## [What you need to do]
State how many lines of the entries hold the string "comment". Reply with the number alone.

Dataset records
▽
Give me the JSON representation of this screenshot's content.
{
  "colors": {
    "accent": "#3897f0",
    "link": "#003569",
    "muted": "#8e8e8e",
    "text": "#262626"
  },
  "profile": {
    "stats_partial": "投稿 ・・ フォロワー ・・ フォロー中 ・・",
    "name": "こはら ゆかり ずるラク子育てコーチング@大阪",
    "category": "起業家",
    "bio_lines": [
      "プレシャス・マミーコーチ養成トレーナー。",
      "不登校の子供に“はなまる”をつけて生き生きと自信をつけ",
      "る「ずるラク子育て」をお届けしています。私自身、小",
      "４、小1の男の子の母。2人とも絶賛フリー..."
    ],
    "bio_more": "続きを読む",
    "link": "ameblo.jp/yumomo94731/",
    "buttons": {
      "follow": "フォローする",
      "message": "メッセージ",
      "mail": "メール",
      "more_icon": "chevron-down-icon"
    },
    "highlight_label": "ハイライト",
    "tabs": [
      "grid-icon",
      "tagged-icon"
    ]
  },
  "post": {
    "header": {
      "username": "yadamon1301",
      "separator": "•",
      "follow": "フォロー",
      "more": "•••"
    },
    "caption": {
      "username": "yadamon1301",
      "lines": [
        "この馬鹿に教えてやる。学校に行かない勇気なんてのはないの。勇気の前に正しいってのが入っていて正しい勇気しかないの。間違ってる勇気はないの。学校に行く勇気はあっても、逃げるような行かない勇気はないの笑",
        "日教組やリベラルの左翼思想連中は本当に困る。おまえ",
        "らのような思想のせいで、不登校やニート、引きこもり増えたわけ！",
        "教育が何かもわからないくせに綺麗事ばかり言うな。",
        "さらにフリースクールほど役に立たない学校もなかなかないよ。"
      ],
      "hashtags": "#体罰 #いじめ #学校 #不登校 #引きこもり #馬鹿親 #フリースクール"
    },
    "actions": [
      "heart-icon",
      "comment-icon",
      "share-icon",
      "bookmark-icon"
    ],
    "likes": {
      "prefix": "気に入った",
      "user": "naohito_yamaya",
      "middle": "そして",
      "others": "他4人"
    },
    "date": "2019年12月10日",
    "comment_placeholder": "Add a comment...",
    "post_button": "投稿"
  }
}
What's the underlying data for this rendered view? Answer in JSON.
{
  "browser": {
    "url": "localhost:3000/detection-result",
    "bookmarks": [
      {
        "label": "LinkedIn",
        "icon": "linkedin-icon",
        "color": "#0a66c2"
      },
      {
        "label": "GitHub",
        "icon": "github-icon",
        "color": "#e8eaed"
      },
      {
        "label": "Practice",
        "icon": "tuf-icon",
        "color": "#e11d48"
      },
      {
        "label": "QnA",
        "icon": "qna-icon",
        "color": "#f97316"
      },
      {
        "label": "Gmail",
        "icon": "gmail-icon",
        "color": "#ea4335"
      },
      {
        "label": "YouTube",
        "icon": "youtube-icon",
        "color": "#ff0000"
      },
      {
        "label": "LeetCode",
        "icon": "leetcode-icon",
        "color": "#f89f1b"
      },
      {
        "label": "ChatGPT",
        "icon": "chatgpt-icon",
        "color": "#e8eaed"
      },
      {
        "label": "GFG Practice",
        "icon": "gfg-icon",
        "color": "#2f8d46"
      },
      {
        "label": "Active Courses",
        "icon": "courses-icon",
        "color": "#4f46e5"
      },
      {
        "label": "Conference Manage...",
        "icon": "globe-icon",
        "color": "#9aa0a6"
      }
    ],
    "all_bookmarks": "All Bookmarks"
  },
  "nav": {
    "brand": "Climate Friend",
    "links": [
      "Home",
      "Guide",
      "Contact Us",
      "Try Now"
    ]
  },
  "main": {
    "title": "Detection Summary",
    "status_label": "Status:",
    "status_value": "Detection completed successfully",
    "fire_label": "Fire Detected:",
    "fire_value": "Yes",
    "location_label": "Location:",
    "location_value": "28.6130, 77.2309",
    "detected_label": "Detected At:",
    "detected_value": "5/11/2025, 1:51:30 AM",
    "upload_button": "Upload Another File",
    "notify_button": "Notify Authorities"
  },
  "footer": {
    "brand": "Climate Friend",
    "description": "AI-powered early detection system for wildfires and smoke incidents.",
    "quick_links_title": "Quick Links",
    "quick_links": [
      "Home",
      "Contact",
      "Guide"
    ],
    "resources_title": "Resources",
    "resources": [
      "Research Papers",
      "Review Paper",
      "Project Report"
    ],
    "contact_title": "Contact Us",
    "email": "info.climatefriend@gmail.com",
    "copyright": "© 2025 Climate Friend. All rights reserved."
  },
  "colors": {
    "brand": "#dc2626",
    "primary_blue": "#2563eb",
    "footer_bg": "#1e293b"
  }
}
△
## [Answer space]
2